As director general of CLIA in Europe, Marie-Caroline Laurent has quite a job on her hands. She tells Cruise Trade News what her background in transport and current affairs can bring to the cruise sector, and why engagement is top of the priority list.
“Cruise is the epitome of the complexity of transport,” says Marie-Caroline Laurent. “You have a ship and mode of transport, entertainment, and hospitality, and you have the destination, local policies, and local communities. It’s a complex environment to manage and to grasp.”
After a few months in the job, Laurent seems to have hit the ground running, but she is not afraid to face up to the tasks that currently occupy her working days, not least that “complexity”.
The director general for CLIA in Europe only joined the association toward the end of 2021 but was soon thrust into the deep end.
“It has been an extremely busy few months,” she continues. “Day two of me joining CLIA, I flew to Madrid for a conference to meet the whole community, going to see the key markets, which was amazing… it was a very hands-on introduction to the job. Then, of course, Omicron hit, so we were all sent back home.
“The silver lining was that it showed the robustness of our [health and safety] protocols. There were obviously a few cases [of the virus] picked up in the news, but overall, operations continued, with people cruising safely.”
How cruise can open up
A likeable and passionate character, Laurent previously worked in leadership roles at the International Air Transport Association for nearly a decade, including a stint as assistant director for EU Affairs.
She has also worked in policy development for the Association of European Airlines, and as a parliamentary adviser at the European Parliament and as senior policy officer at the American Chamber of Commerce to the EU, before joining CLIA.
This level of experience should serve her well in cruise, not least in terms of communicating the needs of the sector to those in the corridors of power. “It’s about talking on a national level; having a more regulatory engagement in the dialogue,” she says.
“Maybe what is missing sometimes is how we communicate. We have much to be proud of including the advances we have made. My hope is that we open up to other type of sectors, speaking to regulators and the external world about what we’re doing.”
She adds: “My goal is really to help the industry structure its message, talking to the external world, fitting to the regulatory challenges and local political expectations.
“We have done – and are doing – a million of good things. So, now we focus on how we structure that into a consistent message. Having a structure will help us be more transparent and visible, in terms of what we do and where we want to go.”
But how will that be achieved? “I think it’s about access,” she explains. “With the challenges of decarbonisation [for example], the industry is now cooperating more with regulators and local destinations. We’re still in the middle of that transformation.”
It will, as Laurent agrees, take time to break down any barriers, but this aforementioned transformation is “accelerating”, she believes.
“Covid forced everyone to speak to each other. Suddenly, you had to speak to the local health authorities and the national health minister. Before, there was not necessarily this daily and very intense dialogue.

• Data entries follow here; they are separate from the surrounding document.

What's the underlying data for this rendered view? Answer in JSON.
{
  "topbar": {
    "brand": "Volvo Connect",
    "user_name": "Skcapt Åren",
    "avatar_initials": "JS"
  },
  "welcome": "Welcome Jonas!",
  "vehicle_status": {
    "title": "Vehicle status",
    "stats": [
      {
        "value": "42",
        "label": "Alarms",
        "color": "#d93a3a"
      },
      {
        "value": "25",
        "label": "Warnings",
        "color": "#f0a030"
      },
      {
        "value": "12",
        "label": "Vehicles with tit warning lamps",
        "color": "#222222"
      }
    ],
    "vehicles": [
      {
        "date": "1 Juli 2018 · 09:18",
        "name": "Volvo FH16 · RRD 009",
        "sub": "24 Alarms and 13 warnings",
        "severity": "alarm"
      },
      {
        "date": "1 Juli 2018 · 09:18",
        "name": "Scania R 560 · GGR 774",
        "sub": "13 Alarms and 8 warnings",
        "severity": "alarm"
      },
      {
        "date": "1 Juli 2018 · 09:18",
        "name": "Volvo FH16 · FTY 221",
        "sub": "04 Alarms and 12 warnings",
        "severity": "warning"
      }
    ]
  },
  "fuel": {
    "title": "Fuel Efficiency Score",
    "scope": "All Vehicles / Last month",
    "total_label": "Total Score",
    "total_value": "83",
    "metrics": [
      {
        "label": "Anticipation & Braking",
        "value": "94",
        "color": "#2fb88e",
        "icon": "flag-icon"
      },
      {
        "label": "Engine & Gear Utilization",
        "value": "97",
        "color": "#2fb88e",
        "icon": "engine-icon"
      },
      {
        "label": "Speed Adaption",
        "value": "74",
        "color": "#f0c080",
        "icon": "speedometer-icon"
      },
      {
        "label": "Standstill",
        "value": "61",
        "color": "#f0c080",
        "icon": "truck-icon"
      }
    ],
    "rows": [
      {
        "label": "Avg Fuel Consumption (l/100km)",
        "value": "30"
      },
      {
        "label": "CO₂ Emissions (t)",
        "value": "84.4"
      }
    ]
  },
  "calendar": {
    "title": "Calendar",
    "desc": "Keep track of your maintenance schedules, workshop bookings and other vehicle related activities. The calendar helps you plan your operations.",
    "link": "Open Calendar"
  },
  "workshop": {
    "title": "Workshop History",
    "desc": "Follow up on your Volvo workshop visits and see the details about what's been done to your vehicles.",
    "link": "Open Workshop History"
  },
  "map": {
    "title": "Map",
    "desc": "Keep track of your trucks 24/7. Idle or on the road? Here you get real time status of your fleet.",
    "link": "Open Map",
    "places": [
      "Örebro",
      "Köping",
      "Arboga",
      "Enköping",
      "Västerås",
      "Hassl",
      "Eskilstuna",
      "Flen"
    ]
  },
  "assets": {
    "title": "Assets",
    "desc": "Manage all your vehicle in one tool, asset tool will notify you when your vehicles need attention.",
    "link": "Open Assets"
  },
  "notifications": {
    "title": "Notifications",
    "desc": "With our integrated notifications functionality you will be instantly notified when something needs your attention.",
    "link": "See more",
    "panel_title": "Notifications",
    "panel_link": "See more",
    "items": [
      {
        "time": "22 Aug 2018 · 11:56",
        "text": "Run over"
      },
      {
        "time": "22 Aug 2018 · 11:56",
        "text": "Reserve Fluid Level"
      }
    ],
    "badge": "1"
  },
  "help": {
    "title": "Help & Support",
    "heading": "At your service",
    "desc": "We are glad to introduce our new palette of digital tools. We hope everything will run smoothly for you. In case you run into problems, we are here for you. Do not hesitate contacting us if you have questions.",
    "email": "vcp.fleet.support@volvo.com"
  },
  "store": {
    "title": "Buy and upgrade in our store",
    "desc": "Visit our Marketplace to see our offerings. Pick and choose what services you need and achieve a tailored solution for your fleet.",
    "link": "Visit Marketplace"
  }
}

“The same thing goes for decarbonisation; cruise lines are in line with international objectives. We have concrete targets that will fundamentally change the way we cruise, in the sense of having new ships putting the focus on reducing emissions.
“I am surprised, to be honest, how quickly the discussions are coming back. Every day we are talking with destinations on how to best plan for operations in the coming years.”
How CLIA will support decarbonisation plans
This future, as Laurent has already described, will bring success to those who one, tackle the sustainability challenge head on, and two, invest in emission-reducing technologies and climate-friendly policies.
“In terms of priorities for this year, let’s look at the short-term elements,” she says. “Indeed, it’s the decarbonisation framework.
“Today, in Europe, we only have seven per cent of the cruise berths equipped, or to be equipped, within the next three years, with shoreside electricity, which is a tiny portion of what we need.
“How do we make sure the investments are there? Same thing for liquefied natural gas, which is still a fossil fuel, nobody can deny that, but is still one of the main solutions to achieve immediate and short-term reductions.
“The ultimate end goal is synthetic fuel, synthetic LNG with alternative fuels to support zero emissions. Discussions are happening now in terms of the legal framework for this.”
There is also the immediate future to ponder, as Laurent clarifies. “We’re not yet out of the Covid crisis. We expect, especially over the next six months, to be focused on what the new health protocols should be, as we see more and more countries coming back to normal.
“What does it mean for cruising? What will be the conditions for operations this summer in Europe? We are still very much focused on that, trying to understand what’s the best approach for the safety of passengers, taking into account the evolution of the virus.”
On a personal level, the sector is, of course, still new to Laurent. Her background in transport provides a firm grounding, but cruise has its own distinct feel and format.
“One of the key differences I’ve seen between aviation and cruise is that cruise is extremely flexible – ships are bound to the sea and discovery – whereas an airline operates to a strict schedule,” Laurent says.
“This freedom has benefits, but some challenges. Does it impact your engagement with a destination? We need to have this principle of engagement with destinations, so everybody knows what their concerns and interests are, and how we can find practical solutions.”
With Laurent at the helm, it’s a fair bet that those solutions will be found.
Illustration: Phil Couzens